(Data entries)
++++++
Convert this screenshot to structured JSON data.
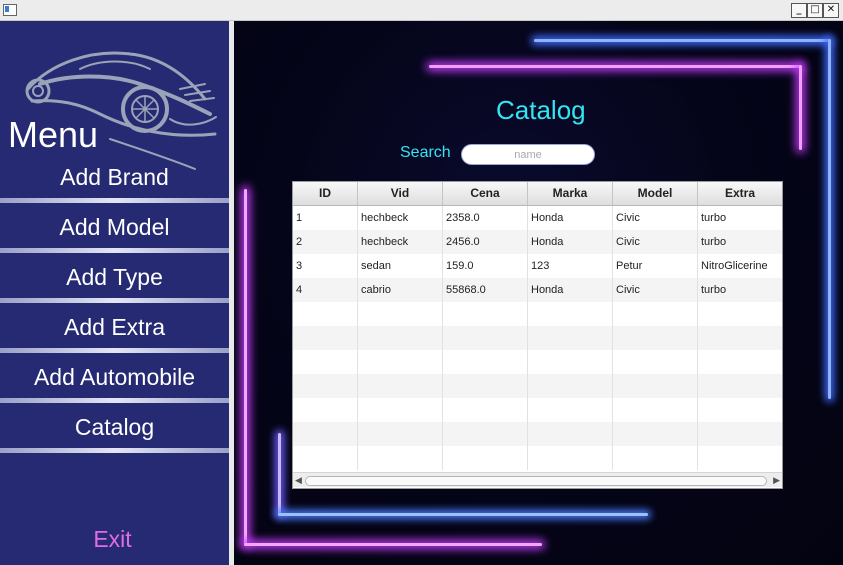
{
  "window": {
    "min_glyph": "_",
    "max_glyph": "□",
    "close_glyph": "✕"
  },
  "sidebar": {
    "title": "Menu",
    "items": [
      {
        "label": "Add Brand"
      },
      {
        "label": "Add Model"
      },
      {
        "label": "Add Type"
      },
      {
        "label": "Add Extra"
      },
      {
        "label": "Add Automobile"
      },
      {
        "label": "Catalog"
      }
    ],
    "exit_label": "Exit"
  },
  "main": {
    "title": "Catalog",
    "search_label": "Search",
    "search_placeholder": "name",
    "search_value": ""
  },
  "table": {
    "columns": [
      "ID",
      "Vid",
      "Cena",
      "Marka",
      "Model",
      "Extra"
    ],
    "rows": [
      [
        "1",
        "hechbeck",
        "2358.0",
        "Honda",
        "Civic",
        "turbo"
      ],
      [
        "2",
        "hechbeck",
        "2456.0",
        "Honda",
        "Civic",
        "turbo"
      ],
      [
        "3",
        "sedan",
        "159.0",
        "123",
        "Petur",
        "NitroGlicerine"
      ],
      [
        "4",
        "cabrio",
        "55868.0",
        "Honda",
        "Civic",
        "turbo"
      ]
    ]
  },
  "colors": {
    "sidebar_bg": "#252a73",
    "accent_cyan": "#31e6f2",
    "exit_pink": "#e16ce8",
    "neon_purple": "#c83cff",
    "neon_blue": "#4a7dff"
  },
  "icons": {
    "logo": "sports-car-logo-icon"
  }
}
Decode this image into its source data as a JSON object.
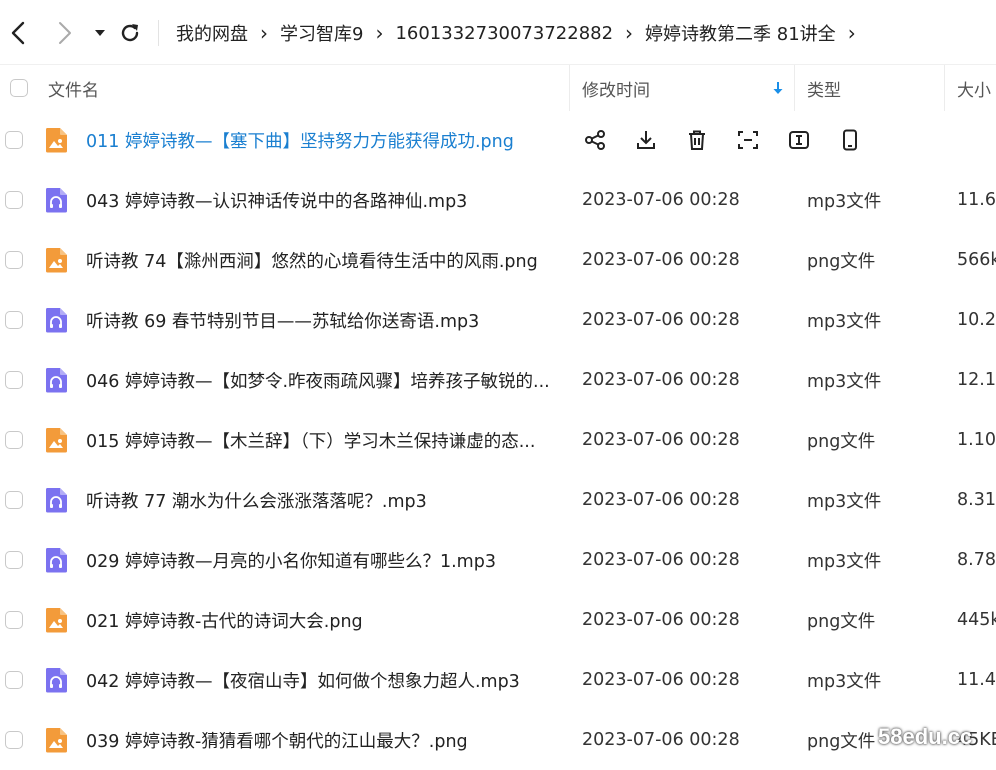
{
  "breadcrumb": [
    "我的网盘",
    "学习智库9",
    "1601332730073722882",
    "婷婷诗教第二季 81讲全"
  ],
  "columns": {
    "name": "文件名",
    "time": "修改时间",
    "type": "类型",
    "size": "大小"
  },
  "rows": [
    {
      "name": "011 婷婷诗教—【塞下曲】坚持努力方能获得成功.png",
      "kind": "image",
      "time": "",
      "type": "",
      "size": "",
      "hovered": true
    },
    {
      "name": "043 婷婷诗教—认识神话传说中的各路神仙.mp3",
      "kind": "audio",
      "time": "2023-07-06 00:28",
      "type": "mp3文件",
      "size": "11.6"
    },
    {
      "name": "听诗教 74【滁州西涧】悠然的心境看待生活中的风雨.png",
      "kind": "image",
      "time": "2023-07-06 00:28",
      "type": "png文件",
      "size": "566k"
    },
    {
      "name": "听诗教 69 春节特别节目——苏轼给你送寄语.mp3",
      "kind": "audio",
      "time": "2023-07-06 00:28",
      "type": "mp3文件",
      "size": "10.2"
    },
    {
      "name": "046 婷婷诗教—【如梦令.昨夜雨疏风骤】培养孩子敏锐的...",
      "kind": "audio",
      "time": "2023-07-06 00:28",
      "type": "mp3文件",
      "size": "12.1"
    },
    {
      "name": "015 婷婷诗教—【木兰辞】（下）学习木兰保持谦虚的态...",
      "kind": "image",
      "time": "2023-07-06 00:28",
      "type": "png文件",
      "size": "1.10"
    },
    {
      "name": "听诗教 77 潮水为什么会涨涨落落呢？.mp3",
      "kind": "audio",
      "time": "2023-07-06 00:28",
      "type": "mp3文件",
      "size": "8.31"
    },
    {
      "name": "029 婷婷诗教—月亮的小名你知道有哪些么？1.mp3",
      "kind": "audio",
      "time": "2023-07-06 00:28",
      "type": "mp3文件",
      "size": "8.78"
    },
    {
      "name": "021 婷婷诗教-古代的诗词大会.png",
      "kind": "image",
      "time": "2023-07-06 00:28",
      "type": "png文件",
      "size": "445k"
    },
    {
      "name": "042 婷婷诗教—【夜宿山寺】如何做个想象力超人.mp3",
      "kind": "audio",
      "time": "2023-07-06 00:28",
      "type": "mp3文件",
      "size": "11.4"
    },
    {
      "name": "039 婷婷诗教-猜猜看哪个朝代的江山最大？.png",
      "kind": "image",
      "time": "2023-07-06 00:28",
      "type": "png文件",
      "size": "45KB"
    }
  ],
  "row_actions": [
    "share-icon",
    "download-icon",
    "delete-icon",
    "scan-icon",
    "text-extract-icon",
    "phone-icon"
  ],
  "watermark": "58edu.cc",
  "colors": {
    "image_icon": "#f39b3a",
    "audio_icon": "#7b72f0",
    "link_blue": "#1a7fd0",
    "sort_arrow": "#1a8fe8"
  },
  "sort": {
    "column": "time",
    "direction": "descending"
  }
}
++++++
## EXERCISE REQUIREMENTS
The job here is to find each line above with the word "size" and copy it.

## SOLUTION TO THE EXERCISE
    "size": "大小"
      "size": "",
      "size": "11.6"
      "size": "566k"
      "size": "10.2"
      "size": "12.1"
      "size": "1.10"
      "size": "8.31"
      "size": "8.78"
      "size": "445k"
      "size": "11.4"
      "size": "45KB"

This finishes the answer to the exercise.